For each entry, return the text exactly and omit any image.

- - -

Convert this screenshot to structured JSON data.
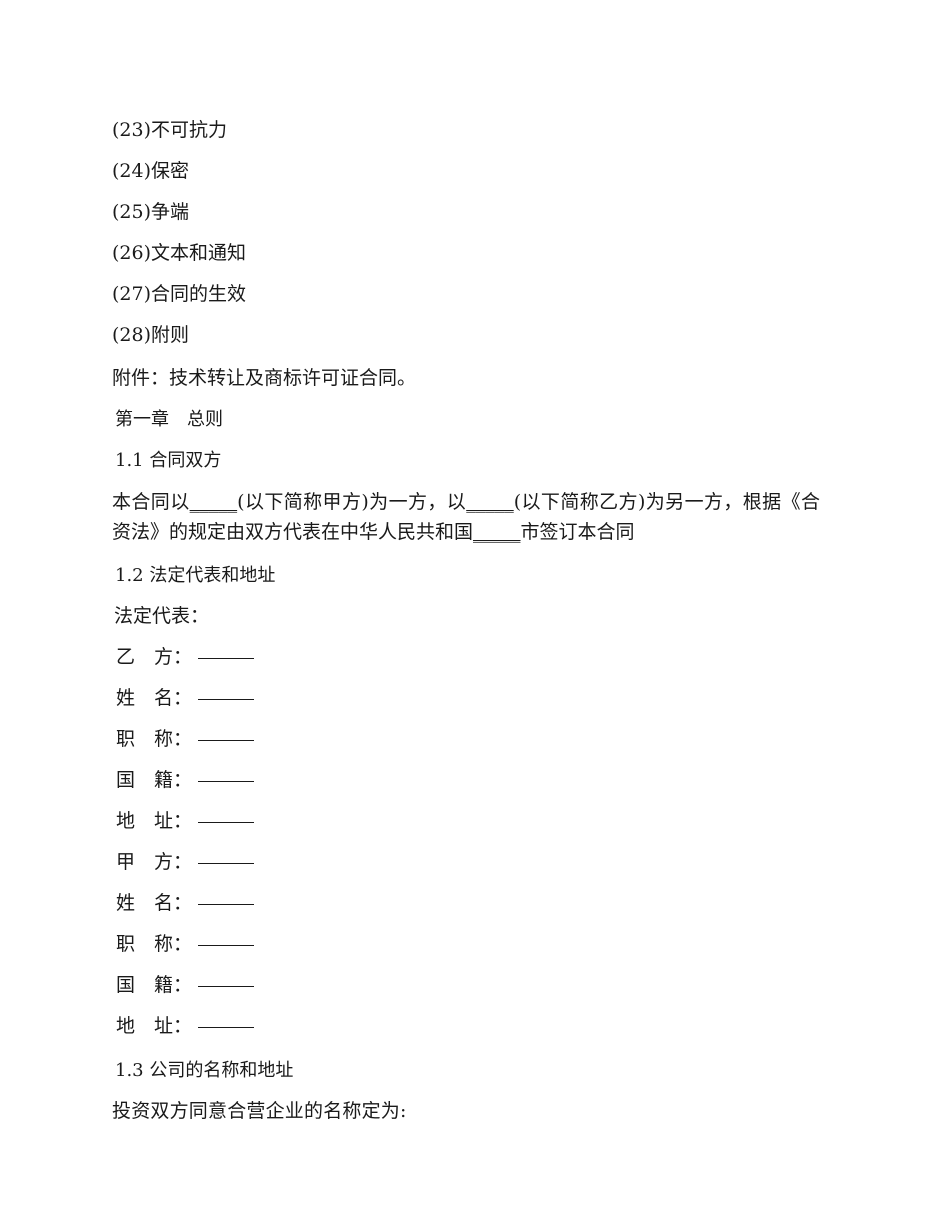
{
  "document": {
    "language": "zh-CN",
    "background_color": "#ffffff",
    "text_color": "#1a1a1a",
    "clause_list": [
      {
        "number": "(23)",
        "text": "不可抗力",
        "full": "(23)不可抗力"
      },
      {
        "number": "(24)",
        "text": "保密",
        "full": "(24)保密"
      },
      {
        "number": "(25)",
        "text": "争端",
        "full": "(25)争端"
      },
      {
        "number": "(26)",
        "text": "文本和通知",
        "full": "(26)文本和通知"
      },
      {
        "number": "(27)",
        "text": "合同的生效",
        "full": "(27)合同的生效"
      },
      {
        "number": "(28)",
        "text": "附则",
        "full": "(28)附则"
      }
    ],
    "attachment_line": "附件：技术转让及商标许可证合同。",
    "chapter_heading": "第一章　总则",
    "sections": [
      {
        "number": "1.1",
        "title": "合同双方",
        "full": "1.1 合同双方"
      },
      {
        "number": "1.2",
        "title": "法定代表和地址",
        "full": "1.2 法定代表和地址"
      },
      {
        "number": "1.3",
        "title": "公司的名称和地址",
        "full": "1.3 公司的名称和地址"
      }
    ],
    "parties_paragraph": {
      "part1": "本合同以",
      "blank1": "_____",
      "part2": "(以下简称甲方)为一方，以",
      "blank2": "_____",
      "part3": "(以下简称乙方)为另一方，根据《合资法》的规定由双方代表在中华人民共和国",
      "blank3": "_____",
      "part4": "市签订本合同"
    },
    "legal_rep_label": "法定代表：",
    "party_b_fields": [
      {
        "label": "乙　方：",
        "value": "_____"
      },
      {
        "label": "姓　名：",
        "value": "_____"
      },
      {
        "label": "职　称：",
        "value": "_____"
      },
      {
        "label": "国　籍：",
        "value": "_____"
      },
      {
        "label": "地　址：",
        "value": "_____"
      }
    ],
    "party_a_fields": [
      {
        "label": "甲　方：",
        "value": "_____"
      },
      {
        "label": "姓　名：",
        "value": "_____"
      },
      {
        "label": "职　称：",
        "value": "_____"
      },
      {
        "label": "国　籍：",
        "value": "_____"
      },
      {
        "label": "地　址：",
        "value": "_____"
      }
    ],
    "company_name_line": "投资双方同意合营企业的名称定为:"
  }
}
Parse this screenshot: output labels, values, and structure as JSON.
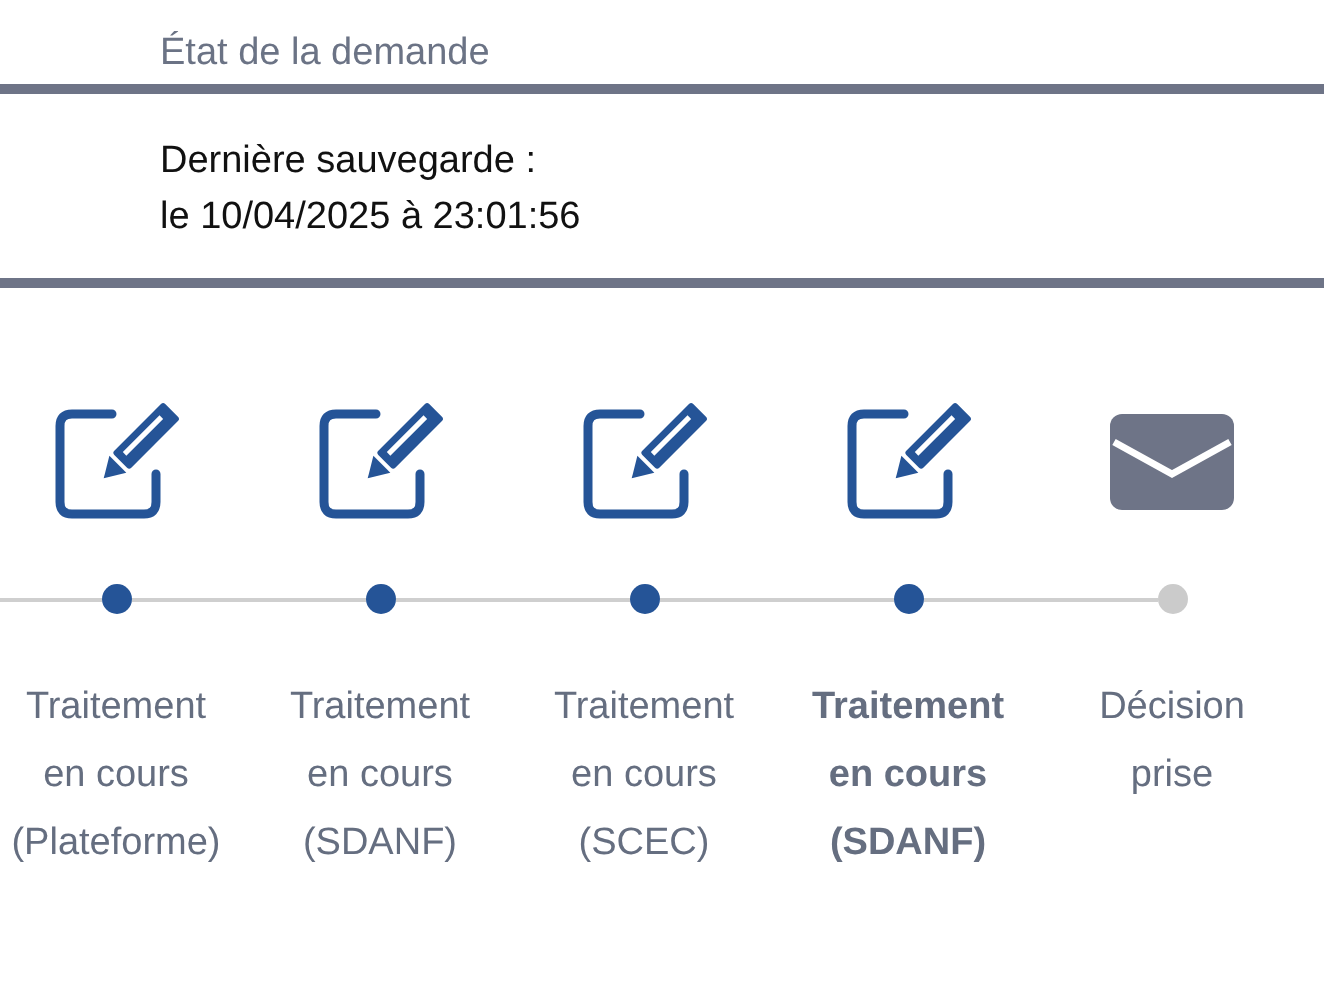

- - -

RESULT:
Convert this screenshot to structured JSON data.
{
  "document": {
    "language": "zh-CN",
    "background_color": "#ffffff",
    "text_color": "#1a1a1a",
    "clause_list": [
      {
        "number": "(23)",
        "text": "不可抗力",
        "full": "(23)不可抗力"
      },
      {
        "number": "(24)",
        "text": "保密",
        "full": "(24)保密"
      },
      {
        "number": "(25)",
        "text": "争端",
        "full": "(25)争端"
      },
      {
        "number": "(26)",
        "text": "文本和通知",
        "full": "(26)文本和通知"
      },
      {
        "number": "(27)",
        "text": "合同的生效",
        "full": "(27)合同的生效"
      },
      {
        "number": "(28)",
        "text": "附则",
        "full": "(28)附则"
      }
    ],
    "attachment_line": "附件：技术转让及商标许可证合同。",
    "chapter_heading": "第一章　总则",
    "sections": [
      {
        "number": "1.1",
        "title": "合同双方",
        "full": "1.1 合同双方"
      },
      {
        "number": "1.2",
        "title": "法定代表和地址",
        "full": "1.2 法定代表和地址"
      },
      {
        "number": "1.3",
        "title": "公司的名称和地址",
        "full": "1.3 公司的名称和地址"
      }
    ],
    "parties_paragraph": {
      "part1": "本合同以",
      "blank1": "_____",
      "part2": "(以下简称甲方)为一方，以",
      "blank2": "_____",
      "part3": "(以下简称乙方)为另一方，根据《合资法》的规定由双方代表在中华人民共和国",
      "blank3": "_____",
      "part4": "市签订本合同"
    },
    "legal_rep_label": "法定代表：",
    "party_b_fields": [
      {
        "label": "乙　方：",
        "value": "_____"
      },
      {
        "label": "姓　名：",
        "value": "_____"
      },
      {
        "label": "职　称：",
        "value": "_____"
      },
      {
        "label": "国　籍：",
        "value": "_____"
      },
      {
        "label": "地　址：",
        "value": "_____"
      }
    ],
    "party_a_fields": [
      {
        "label": "甲　方：",
        "value": "_____"
      },
      {
        "label": "姓　名：",
        "value": "_____"
      },
      {
        "label": "职　称：",
        "value": "_____"
      },
      {
        "label": "国　籍：",
        "value": "_____"
      },
      {
        "label": "地　址：",
        "value": "_____"
      }
    ],
    "company_name_line": "投资双方同意合营企业的名称定为:"
  }
}
Parse this screenshot: output labels, values, and structure as JSON.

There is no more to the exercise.